## Brief
The answer must match the listing exactly, with every line written out again.

Information given START

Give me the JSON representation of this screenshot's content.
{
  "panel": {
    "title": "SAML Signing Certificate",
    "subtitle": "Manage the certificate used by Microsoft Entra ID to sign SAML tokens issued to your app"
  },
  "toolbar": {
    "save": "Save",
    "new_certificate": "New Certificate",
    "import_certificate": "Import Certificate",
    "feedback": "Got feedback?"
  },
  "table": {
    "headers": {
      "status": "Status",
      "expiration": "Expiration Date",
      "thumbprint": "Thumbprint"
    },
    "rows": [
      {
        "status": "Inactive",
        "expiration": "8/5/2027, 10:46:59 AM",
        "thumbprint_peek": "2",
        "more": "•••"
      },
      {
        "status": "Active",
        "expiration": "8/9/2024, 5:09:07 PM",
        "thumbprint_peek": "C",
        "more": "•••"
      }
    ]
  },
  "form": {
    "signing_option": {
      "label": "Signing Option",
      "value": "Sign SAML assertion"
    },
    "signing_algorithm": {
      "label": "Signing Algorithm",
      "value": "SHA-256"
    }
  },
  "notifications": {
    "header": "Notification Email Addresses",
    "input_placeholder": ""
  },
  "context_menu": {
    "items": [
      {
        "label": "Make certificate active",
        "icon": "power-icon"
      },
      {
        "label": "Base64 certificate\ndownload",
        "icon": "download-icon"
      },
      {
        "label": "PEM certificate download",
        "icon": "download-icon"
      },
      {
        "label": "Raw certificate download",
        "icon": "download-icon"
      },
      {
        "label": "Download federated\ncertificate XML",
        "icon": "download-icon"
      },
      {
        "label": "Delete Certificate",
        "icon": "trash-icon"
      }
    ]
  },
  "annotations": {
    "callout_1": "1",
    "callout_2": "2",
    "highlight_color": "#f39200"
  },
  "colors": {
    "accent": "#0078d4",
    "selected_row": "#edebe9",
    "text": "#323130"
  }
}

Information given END

## Response for this exercise
Give me the JSON representation of this screenshot's content.
{
  "panel": {
    "title": "SAML Signing Certificate",
    "subtitle": "Manage the certificate used by Microsoft Entra ID to sign SAML tokens issued to your app"
  },
  "toolbar": {
    "save": "Save",
    "new_certificate": "New Certificate",
    "import_certificate": "Import Certificate",
    "feedback": "Got feedback?"
  },
  "table": {
    "headers": {
      "status": "Status",
      "expiration": "Expiration Date",
      "thumbprint": "Thumbprint"
    },
    "rows": [
      {
        "status": "Inactive",
        "expiration": "8/5/2027, 10:46:59 AM",
        "thumbprint_peek": "2",
        "more": "•••"
      },
      {
        "status": "Active",
        "expiration": "8/9/2024, 5:09:07 PM",
        "thumbprint_peek": "C",
        "more": "•••"
      }
    ]
  },
  "form": {
    "signing_option": {
      "label": "Signing Option",
      "value": "Sign SAML assertion"
    },
    "signing_algorithm": {
      "label": "Signing Algorithm",
      "value": "SHA-256"
    }
  },
  "notifications": {
    "header": "Notification Email Addresses",
    "input_placeholder": ""
  },
  "context_menu": {
    "items": [
      {
        "label": "Make certificate active",
        "icon": "power-icon"
      },
      {
        "label": "Base64 certificate\ndownload",
        "icon": "download-icon"
      },
      {
        "label": "PEM certificate download",
        "icon": "download-icon"
      },
      {
        "label": "Raw certificate download",
        "icon": "download-icon"
      },
      {
        "label": "Download federated\ncertificate XML",
        "icon": "download-icon"
      },
      {
        "label": "Delete Certificate",
        "icon": "trash-icon"
      }
    ]
  },
  "annotations": {
    "callout_1": "1",
    "callout_2": "2",
    "highlight_color": "#f39200"
  },
  "colors": {
    "accent": "#0078d4",
    "selected_row": "#edebe9",
    "text": "#323130"
  }
}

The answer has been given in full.